**Your instructions**
Which of the lines below contain the string "name"? Pull each one out of the data.

**Given entries**
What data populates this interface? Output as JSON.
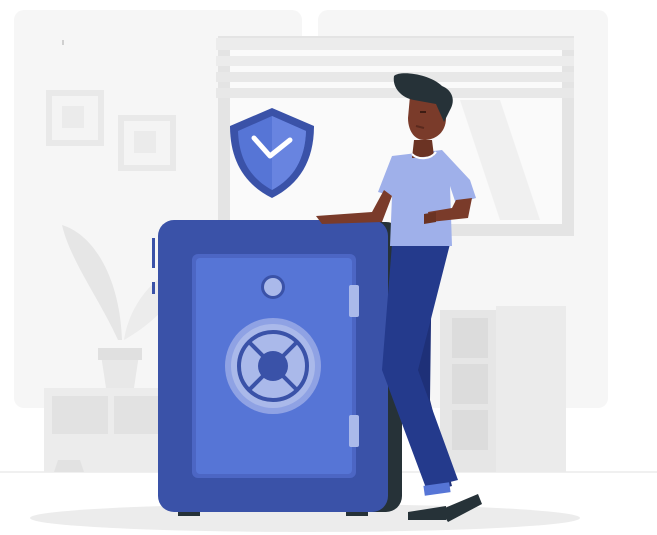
{
  "illustration": {
    "subject": "person-leaning-on-safe",
    "icons": [
      "shield-check-icon",
      "safe-icon",
      "combination-dial-icon",
      "window-icon",
      "plant-icon",
      "picture-frame-icon"
    ],
    "colors": {
      "background": "#ffffff",
      "backdrop": "#f4f4f4",
      "furniture": "#e6e6e6",
      "safe_body": "#3a52a8",
      "safe_door": "#5675d6",
      "safe_dial": "#aab9ea",
      "shield": "#4b67c9",
      "shirt": "#9fb0ea",
      "pants": "#243a8c",
      "skin": "#7a3b2a",
      "hair": "#263238"
    }
  }
}
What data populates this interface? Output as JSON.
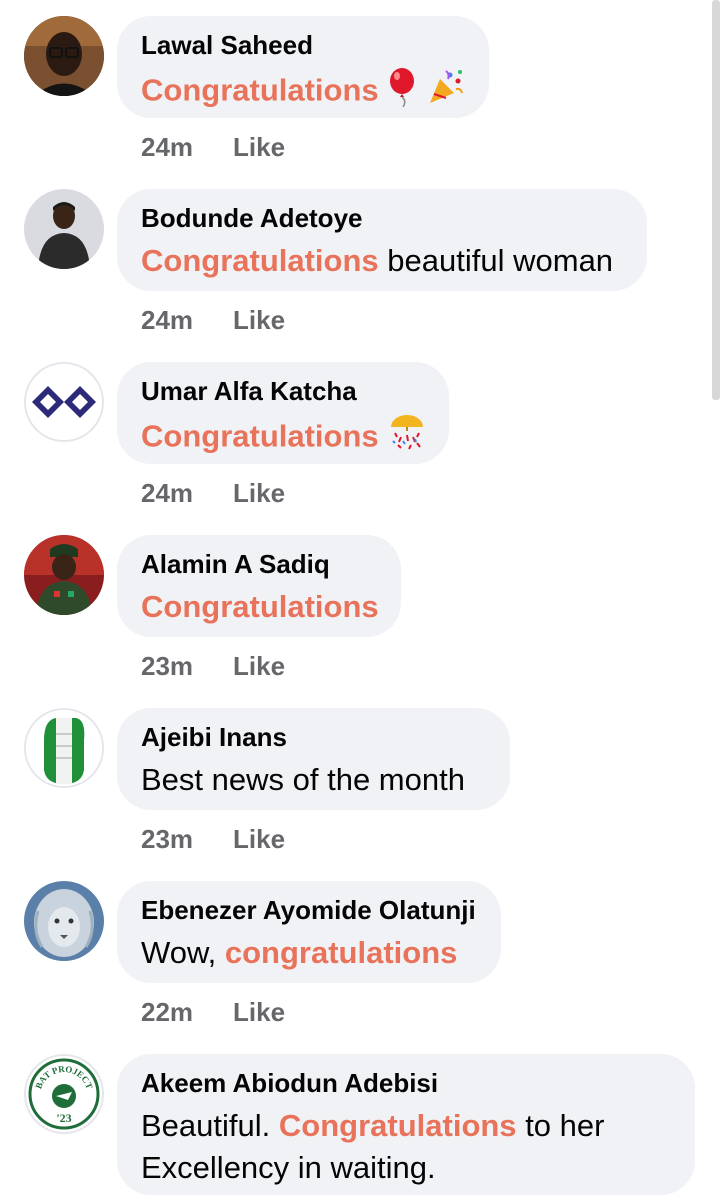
{
  "comments": [
    {
      "author": "Lawal Saheed",
      "highlight": "Congratulations",
      "time": "24m",
      "like": "Like",
      "emoji": [
        "balloon-icon",
        "party-popper-icon"
      ]
    },
    {
      "author": "Bodunde Adetoye",
      "highlight": "Congratulations",
      "rest": "beautiful woman",
      "time": "24m",
      "like": "Like"
    },
    {
      "author": "Umar Alfa Katcha",
      "highlight": "Congratulations",
      "time": "24m",
      "like": "Like",
      "emoji": [
        "confetti-ball-icon"
      ]
    },
    {
      "author": "Alamin A Sadiq",
      "highlight": "Congratulations",
      "time": "23m",
      "like": "Like"
    },
    {
      "author": "Ajeibi Inans",
      "text": "Best news of the month",
      "time": "23m",
      "like": "Like"
    },
    {
      "author": "Ebenezer Ayomide Olatunji",
      "prefix": "Wow,",
      "highlight": "congratulations",
      "time": "22m",
      "like": "Like"
    },
    {
      "author": "Akeem Abiodun Adebisi",
      "prefix": "Beautiful.",
      "highlight": "Congratulations",
      "rest": "to her Excellency in waiting."
    }
  ],
  "avatar_logos": {
    "bat_project_ring": "BAT PROJECT",
    "bat_project_year": "'23"
  },
  "colors": {
    "highlight": "#e8735a",
    "bubble": "#f0f2f5",
    "meta": "#65676b"
  }
}
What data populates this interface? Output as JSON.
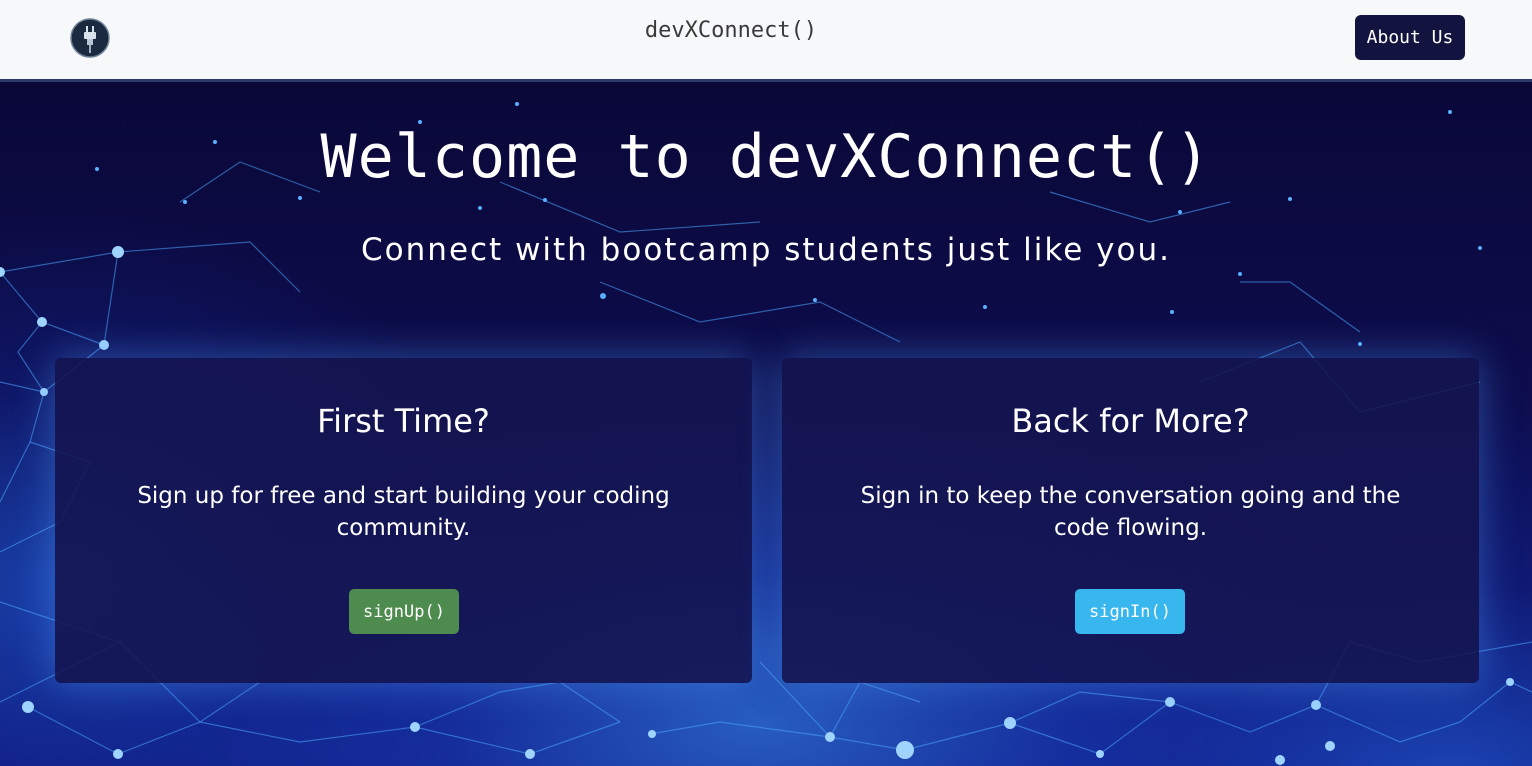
{
  "navbar": {
    "brand": "devXConnect()",
    "about_label": "About Us",
    "logo_icon": "plug-icon"
  },
  "hero": {
    "title": "Welcome to devXConnect()",
    "subtitle": "Connect with bootcamp students just like you."
  },
  "cards": [
    {
      "title": "First Time?",
      "text": "Sign up for free and start building your coding community.",
      "button_label": "signUp()",
      "button_color": "#4e8b4e"
    },
    {
      "title": "Back for More?",
      "text": "Sign in to keep the conversation going and the code flowing.",
      "button_label": "signIn()",
      "button_color": "#38b6ee"
    }
  ],
  "colors": {
    "nav_background": "#f7f8fa",
    "about_button": "#131340",
    "card_background": "#141450",
    "hero_background": "#0a0838"
  }
}
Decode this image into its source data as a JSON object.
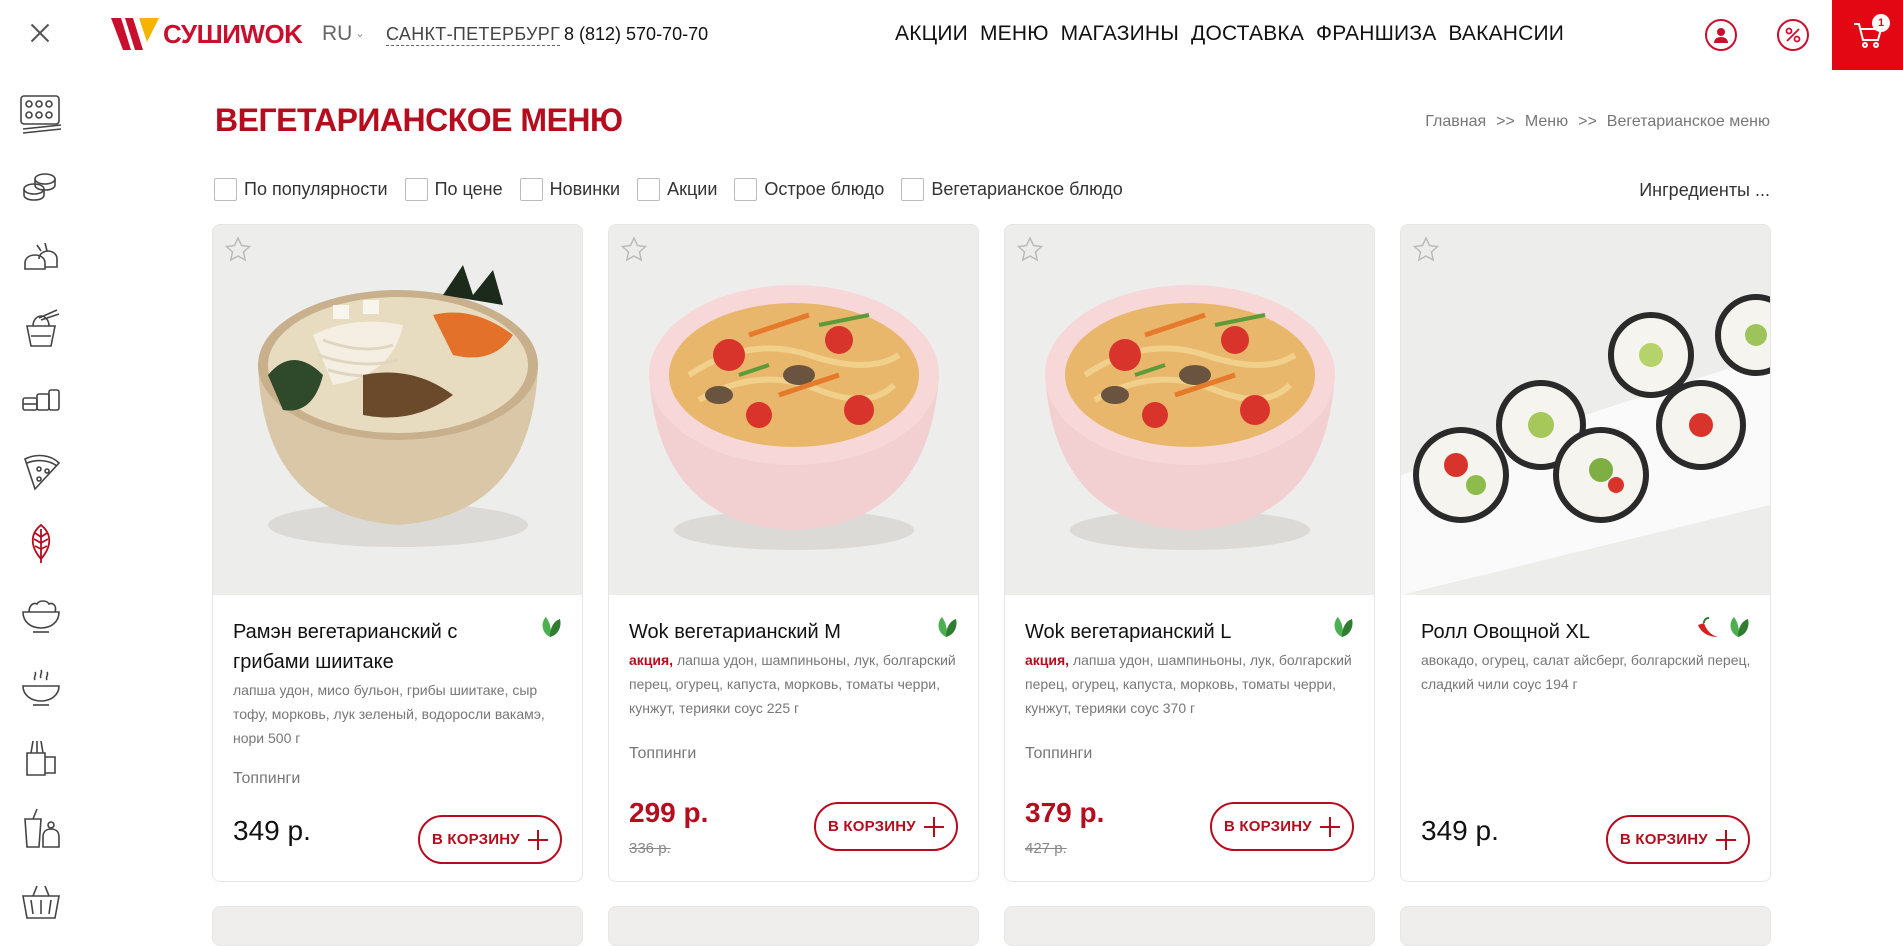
{
  "header": {
    "logo_text": "СУШИWOK",
    "language": "RU",
    "city": "САНКТ-ПЕТЕРБУРГ",
    "phone": "8 (812) 570-70-70",
    "nav": [
      "АКЦИИ",
      "МЕНЮ",
      "МАГАЗИНЫ",
      "ДОСТАВКА",
      "ФРАНШИЗА",
      "ВАКАНСИИ"
    ],
    "cart_count": "1",
    "brand_color": "#e30613",
    "accent_color": "#b50d1e"
  },
  "sidebar": {
    "icons": [
      "sets-icon",
      "rolls-icon",
      "sushi-icon",
      "wok-icon",
      "combo-icon",
      "pizza-icon",
      "vegetarian-leaf-icon",
      "salad-icon",
      "soup-icon",
      "snacks-icon",
      "drinks-desserts-icon",
      "basket-icon"
    ],
    "active": "vegetarian-leaf-icon"
  },
  "page": {
    "title": "ВЕГЕТАРИАНСКОЕ МЕНЮ",
    "breadcrumb": [
      "Главная",
      ">>",
      "Меню",
      ">>",
      "Вегетарианское меню"
    ]
  },
  "filters": {
    "items": [
      "По популярности",
      "По цене",
      "Новинки",
      "Акции",
      "Острое блюдо",
      "Вегетарианское блюдо"
    ],
    "ingredients": "Ингредиенты ..."
  },
  "products": [
    {
      "name": "Рамэн вегетарианский с грибами шиитаке",
      "promo": "",
      "description": "лапша удон, мисо бульон, грибы шиитаке, сыр тофу, морковь, лук зеленый, водоросли вакамэ, нори 500 г",
      "toppings": "Топпинги",
      "price": "349 р.",
      "old_price": "",
      "button": "В КОРЗИНУ",
      "tags": [
        "vegetarian"
      ]
    },
    {
      "name": "Wok вегетарианский M",
      "promo": "акция,",
      "description": "лапша удон, шампиньоны, лук, болгарский перец, огурец, капуста, морковь, томаты черри, кунжут, терияки соус 225 г",
      "toppings": "Топпинги",
      "price": "299 р.",
      "old_price": "336 р.",
      "button": "В КОРЗИНУ",
      "tags": [
        "vegetarian"
      ]
    },
    {
      "name": "Wok вегетарианский L",
      "promo": "акция,",
      "description": "лапша удон, шампиньоны, лук, болгарский перец, огурец, капуста, морковь, томаты черри, кунжут, терияки соус 370 г",
      "toppings": "Топпинги",
      "price": "379 р.",
      "old_price": "427 р.",
      "button": "В КОРЗИНУ",
      "tags": [
        "vegetarian"
      ]
    },
    {
      "name": "Ролл Овощной XL",
      "promo": "",
      "description": "авокадо, огурец, салат айсберг, болгарский перец, сладкий чили соус 194 г",
      "toppings": "",
      "price": "349 р.",
      "old_price": "",
      "button": "В КОРЗИНУ",
      "tags": [
        "spicy",
        "vegetarian"
      ]
    }
  ]
}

**Answer space**
      "name": "Рамэн вегетарианский с грибами шиитаке",
      "name": "Wok вегетарианский M",
      "name": "Wok вегетарианский L",
      "name": "Ролл Овощной XL",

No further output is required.